WINDY HALL HEBRIDEAN SHEEP
Spring 2015 – Windy Hall Celestite (the mineral name of Strontium sulphate) born 4th April 2010. There is a convention that all lambs born in the same year have names that start with the same letter of the alphabet. All lambs born at Windy Hall in 2010 had names starting with C. Also, as David is a geologist, all the names are mineral names. Celestite is investigating Diane’s wellies hoping for some ‘cake’.
Our first Hebridean sheep were purchased simply to mow the grass in the paddock. For about 10 years we were happy to have just this half dozen sheep & their lambs, but as the years passed these intelligent, curious, little black sheep with attitude became an ever greater part of our lives. To accommodate more sheep we bought a nearby 10 acre restored domestic refuse tip and rented a further 20 acres of land. We now had enough land to carry out the experimental breeding programmes that we felt were needed to answer questions about particular aspects of these sheep (inheritance of fleece colour & spotting, numbers of horns, length of tails etc).
When we started to keep St Kilda (or Hebridean sheep as they were later renamed) they were defined as a Rare Breed by the Rare Breeds Survival Trust and only a few hundred survived. In fact, no-one knew for certain where they came from. Such a challenge should not be dangled in front of research scientists – we spent 4 years in the late 1990s unearthing details about the breed and in 2000 published our findings in a 259 page book entitled ‘Black Sheep of Windermere: a History of the St Kilda or Hebridean Sheep’. In summary, these engaging little brown/black crofters’ sheep came from North Uist in the 1860s becoming exotic parkland animals grazing the grounds around aristocratic mansions. By the most amazing coincidence a flock was established at Storrs Hall, Windermere, in the 1870s and we were able to trace many of the parkland flocks in England back to this Windermere flock. Our house, Windy Hall, had been part of the Storrs Hall estate at that time – we wonder whether there might even have been St Kilda sheep here in the 1870s & 1880s. Continuing research has turned up additional details, but the main story has withstood the test of time (The ARK, Spring 2011).
The Windermere flock at Storrs Hall survives as an 1884 photograph and so we have a good idea of what these sheep looked like in their early days as parkland animals (magnificent 4-horned rams & many ewes with scur-type horns, silvered fleeces and spectacular woolly topknots). Sadly, the pressures of the show-ring over the past 30 years have led to the breed changing out of all recognition. Nearly all sheep have been selected for 2-horns and for very black fleeces – both features which were uncommon in earlier years.
We are interested in the genetic conservation of this breed and so do not get involved in showing our sheep.
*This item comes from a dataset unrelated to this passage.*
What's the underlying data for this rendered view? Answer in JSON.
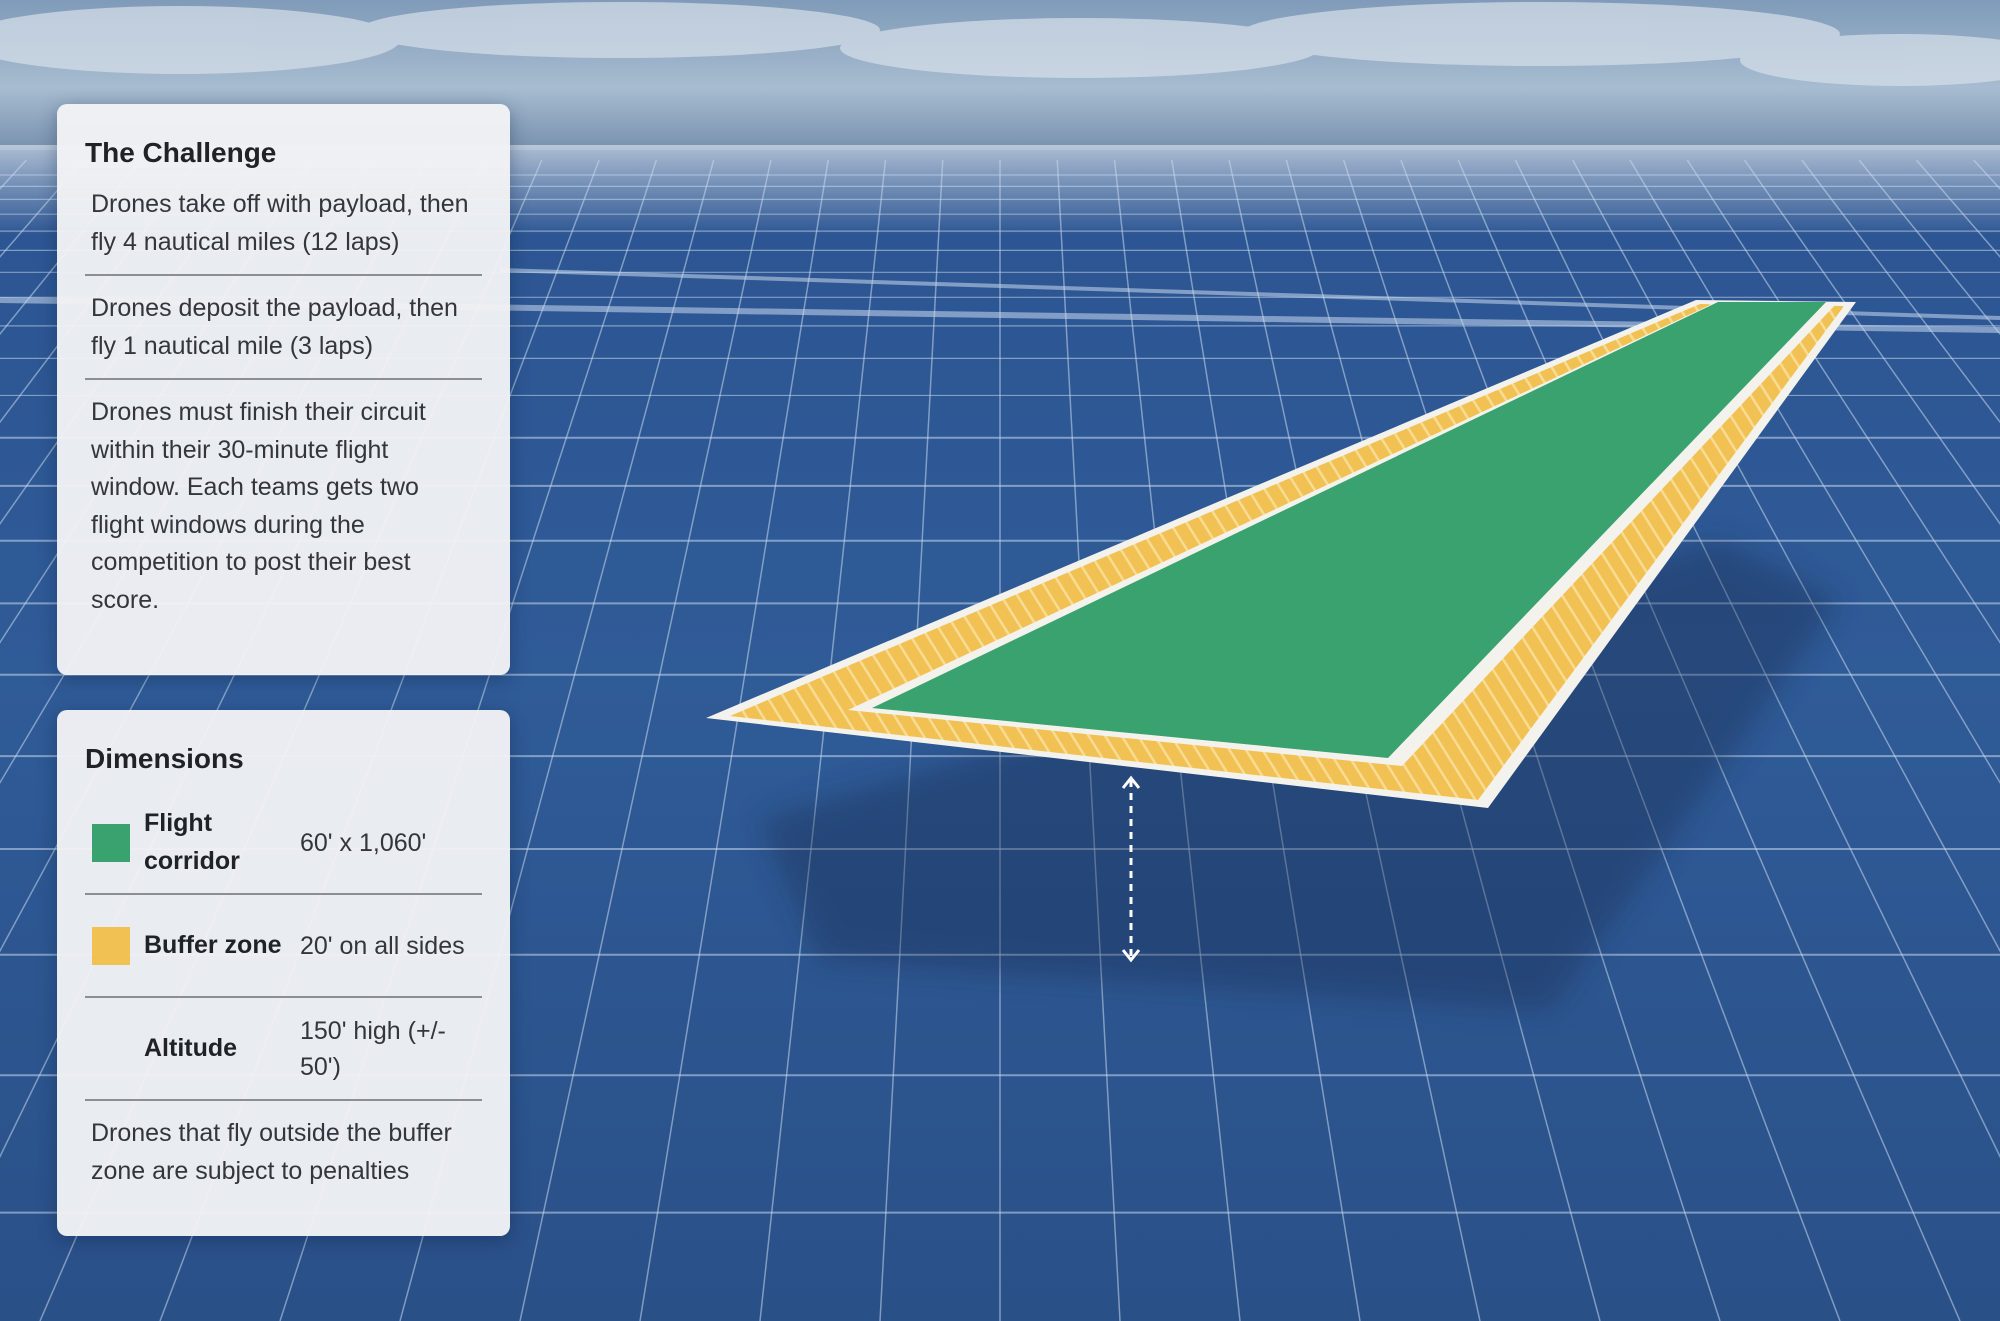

However David has judged at various shows, including the Kentmere Sheep Show, The Westmorland Show, The Royal Three Counties, The Great Yorkshire, The Border Union at Kelso, The Scottish Smallholders and Grower Festival and for NASSA. In this way he tries to ameliorate the worst of these selective trends.
We do however, show our sheep in mid-April at Damson Day a local event in the Lyth Valley which celebrates the damsons for which the valley is famous Lake District Gems. We add an educational element about the history of Windermere and try to inform people, especially children, about the ancient sheep of Britain.
Our sheep are as close to the 1880s sheep as we can manage although ewes with great woolly topknots do seem to have become extinct despite our best efforts. Many of our ewes are scurred, a few are truly polled and some are 2 or 4 horned – we try to keep a complete genetic spectrum. We also have many sheep which have developed silver-grey fleeces as they age – a feature of the 1880s sheep. We supply breeding stock to flock keepers who are interested in maintaining the original type of St Kilda sheep. In fact, we wonder whether these sheep should not be referred to as St Kilda or St Kilda Parkland sheep, leaving the black, 2-horned, show animals to be called Hebridean sheep. There are other flock keepers who share the same ethos including Juliet and Gordon Johnston and who keep the Wester Gladstone Flock.
Our fleeces have for some years gone to be woven by Laura at Lauras Loom as she appreciates the great range of brown/black/ silver wool to be found within them. The black horns are much in demand by local stickmakers.
Sometimes there are problems and we become surrogate parents. Shorna Sheep was orphaned in 2010 and so joined the gardening crew. She became the star of our NGS Open Day that year and is now the flock matriarch.
However lambing problems are rare, the ewes get on with their job and are rewarded with a little extra breakfast.
Over winter the sheep are fed extra rations, this is especially important for the ewes. They are fed on a mix of hay, pelleted sugar beet and ‘cake’ – a feed that has a good balance of nutrients. As the lambs grow in the uterus the ewes eat less hay and more ‘cake’ – it is less bulky. They also have access to a mineral or treacle lick. The soils in the Lake District can be short of the elements needed for good animal health, partly because of the rock composition and partly due to the very high rainfall which leaches the soil.